YOUR ASSIGNMENT: Please output the listing exactly as it stands, but omit any images.

GIVEN ENTRIES:
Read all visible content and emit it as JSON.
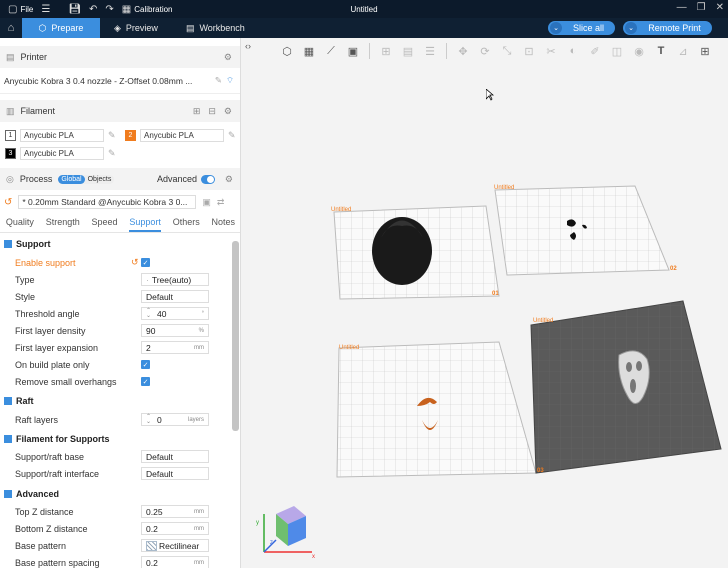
{
  "titlebar": {
    "file": "File",
    "calibration": "Calibration",
    "title": "Untitled"
  },
  "tabs": [
    {
      "label": "Prepare"
    },
    {
      "label": "Preview"
    },
    {
      "label": "Workbench"
    }
  ],
  "actions": {
    "slice_all": "Slice all",
    "remote_print": "Remote Print"
  },
  "printer": {
    "header": "Printer",
    "value": "Anycubic Kobra 3 0.4 nozzle - Z-Offset 0.08mm ..."
  },
  "filament": {
    "header": "Filament",
    "items": [
      {
        "num": "1",
        "name": "Anycubic PLA",
        "color": "#ffffff"
      },
      {
        "num": "2",
        "name": "Anycubic PLA",
        "color": "#f07c1e"
      },
      {
        "num": "3",
        "name": "Anycubic PLA",
        "color": "#000000"
      }
    ]
  },
  "process": {
    "header": "Process",
    "global": "Global",
    "objects": "Objects",
    "advanced": "Advanced",
    "preset": "* 0.20mm Standard @Anycubic Kobra 3 0..."
  },
  "subtabs": [
    "Quality",
    "Strength",
    "Speed",
    "Support",
    "Others",
    "Notes"
  ],
  "support": {
    "header": "Support",
    "rows": [
      {
        "label": "Enable support",
        "type": "check"
      },
      {
        "label": "Type",
        "value": "Tree(auto)"
      },
      {
        "label": "Style",
        "value": "Default"
      },
      {
        "label": "Threshold angle",
        "value": "40",
        "unit": "°"
      },
      {
        "label": "First layer density",
        "value": "90",
        "unit": "%"
      },
      {
        "label": "First layer expansion",
        "value": "2",
        "unit": "mm"
      },
      {
        "label": "On build plate only",
        "type": "check"
      },
      {
        "label": "Remove small overhangs",
        "type": "check"
      }
    ]
  },
  "raft": {
    "header": "Raft",
    "rows": [
      {
        "label": "Raft layers",
        "value": "0",
        "unit": "layers"
      }
    ]
  },
  "filament_supports": {
    "header": "Filament for Supports",
    "rows": [
      {
        "label": "Support/raft base",
        "value": "Default"
      },
      {
        "label": "Support/raft interface",
        "value": "Default"
      }
    ]
  },
  "advanced": {
    "header": "Advanced",
    "rows": [
      {
        "label": "Top Z distance",
        "value": "0.25",
        "unit": "mm"
      },
      {
        "label": "Bottom Z distance",
        "value": "0.2",
        "unit": "mm"
      },
      {
        "label": "Base pattern",
        "value": "Rectilinear"
      },
      {
        "label": "Base pattern spacing",
        "value": "0.2",
        "unit": "mm"
      }
    ]
  },
  "plates": [
    {
      "label": "Untitled",
      "num": "01"
    },
    {
      "label": "Untitled",
      "num": "02"
    },
    {
      "label": "Untitled",
      "num": "03"
    },
    {
      "label": "Untitled",
      "num": "04"
    }
  ],
  "axes": {
    "x": "x",
    "y": "y",
    "z": "z"
  },
  "colors": {
    "accent": "#3b8ede",
    "orange": "#f07c1e",
    "titlebar": "#0c1a2b"
  }
}
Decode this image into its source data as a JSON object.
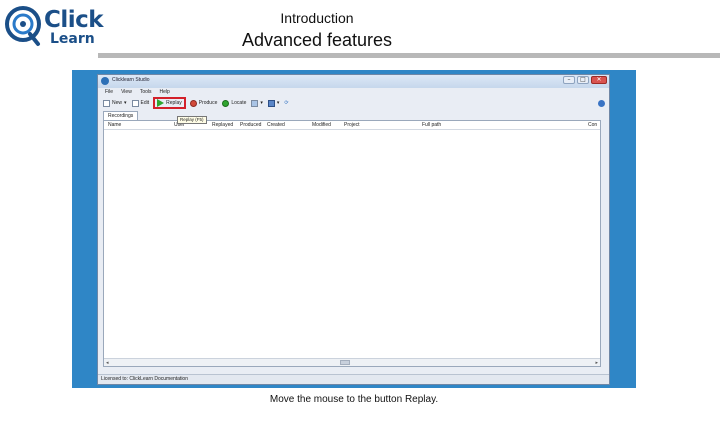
{
  "slide": {
    "logo_top": "Click",
    "logo_bottom": "Learn",
    "title": "Introduction",
    "subtitle": "Advanced features",
    "caption": "Move the mouse to the button Replay."
  },
  "colors": {
    "accent_blue": "#1b4f88",
    "desktop": "#2f86c6",
    "highlight": "#d3202a"
  },
  "window": {
    "title": "Clicklearn Studio",
    "controls": [
      "–",
      "□",
      "✕"
    ],
    "menu": [
      "File",
      "View",
      "Tools",
      "Help"
    ],
    "toolbar": {
      "new": "New",
      "edit": "Edit",
      "replay": "Replay",
      "produce": "Produce",
      "locate": "Locate"
    },
    "tooltip": "Replay (F5)",
    "tab": "Recordings",
    "columns": [
      "Name",
      "User",
      "Replayed",
      "Produced",
      "Created",
      "Modified",
      "Project",
      "Full path",
      "Con"
    ],
    "status": "Licensed to: ClickLearn Documentation"
  }
}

FINAL ANSWER:
Read all visible content and emit it as JSON.
{
  "titlebar": {
    "file": "File",
    "calibration": "Calibration",
    "title": "Untitled"
  },
  "tabs": [
    {
      "label": "Prepare"
    },
    {
      "label": "Preview"
    },
    {
      "label": "Workbench"
    }
  ],
  "actions": {
    "slice_all": "Slice all",
    "remote_print": "Remote Print"
  },
  "printer": {
    "header": "Printer",
    "value": "Anycubic Kobra 3 0.4 nozzle - Z-Offset 0.08mm ..."
  },
  "filament": {
    "header": "Filament",
    "items": [
      {
        "num": "1",
        "name": "Anycubic PLA",
        "color": "#ffffff"
      },
      {
        "num": "2",
        "name": "Anycubic PLA",
        "color": "#f07c1e"
      },
      {
        "num": "3",
        "name": "Anycubic PLA",
        "color": "#000000"
      }
    ]
  },
  "process": {
    "header": "Process",
    "global": "Global",
    "objects": "Objects",
    "advanced": "Advanced",
    "preset": "* 0.20mm Standard @Anycubic Kobra 3 0..."
  },
  "subtabs": [
    "Quality",
    "Strength",
    "Speed",
    "Support",
    "Others",
    "Notes"
  ],
  "support": {
    "header": "Support",
    "rows": [
      {
        "label": "Enable support",
        "type": "check"
      },
      {
        "label": "Type",
        "value": "Tree(auto)"
      },
      {
        "label": "Style",
        "value": "Default"
      },
      {
        "label": "Threshold angle",
        "value": "40",
        "unit": "°"
      },
      {
        "label": "First layer density",
        "value": "90",
        "unit": "%"
      },
      {
        "label": "First layer expansion",
        "value": "2",
        "unit": "mm"
      },
      {
        "label": "On build plate only",
        "type": "check"
      },
      {
        "label": "Remove small overhangs",
        "type": "check"
      }
    ]
  },
  "raft": {
    "header": "Raft",
    "rows": [
      {
        "label": "Raft layers",
        "value": "0",
        "unit": "layers"
      }
    ]
  },
  "filament_supports": {
    "header": "Filament for Supports",
    "rows": [
      {
        "label": "Support/raft base",
        "value": "Default"
      },
      {
        "label": "Support/raft interface",
        "value": "Default"
      }
    ]
  },
  "advanced": {
    "header": "Advanced",
    "rows": [
      {
        "label": "Top Z distance",
        "value": "0.25",
        "unit": "mm"
      },
      {
        "label": "Bottom Z distance",
        "value": "0.2",
        "unit": "mm"
      },
      {
        "label": "Base pattern",
        "value": "Rectilinear"
      },
      {
        "label": "Base pattern spacing",
        "value": "0.2",
        "unit": "mm"
      }
    ]
  },
  "plates": [
    {
      "label": "Untitled",
      "num": "01"
    },
    {
      "label": "Untitled",
      "num": "02"
    },
    {
      "label": "Untitled",
      "num": "03"
    },
    {
      "label": "Untitled",
      "num": "04"
    }
  ],
  "axes": {
    "x": "x",
    "y": "y",
    "z": "z"
  },
  "colors": {
    "accent": "#3b8ede",
    "orange": "#f07c1e",
    "titlebar": "#0c1a2b"
  }
}
Decode this image into its source data as a JSON object.
{
  "slide": {
    "logo_top": "Click",
    "logo_bottom": "Learn",
    "title": "Introduction",
    "subtitle": "Advanced features",
    "caption": "Move the mouse to the button Replay."
  },
  "colors": {
    "accent_blue": "#1b4f88",
    "desktop": "#2f86c6",
    "highlight": "#d3202a"
  },
  "window": {
    "title": "Clicklearn Studio",
    "controls": [
      "–",
      "□",
      "✕"
    ],
    "menu": [
      "File",
      "View",
      "Tools",
      "Help"
    ],
    "toolbar": {
      "new": "New",
      "edit": "Edit",
      "replay": "Replay",
      "produce": "Produce",
      "locate": "Locate"
    },
    "tooltip": "Replay (F5)",
    "tab": "Recordings",
    "columns": [
      "Name",
      "User",
      "Replayed",
      "Produced",
      "Created",
      "Modified",
      "Project",
      "Full path",
      "Con"
    ],
    "status": "Licensed to: ClickLearn Documentation"
  }
}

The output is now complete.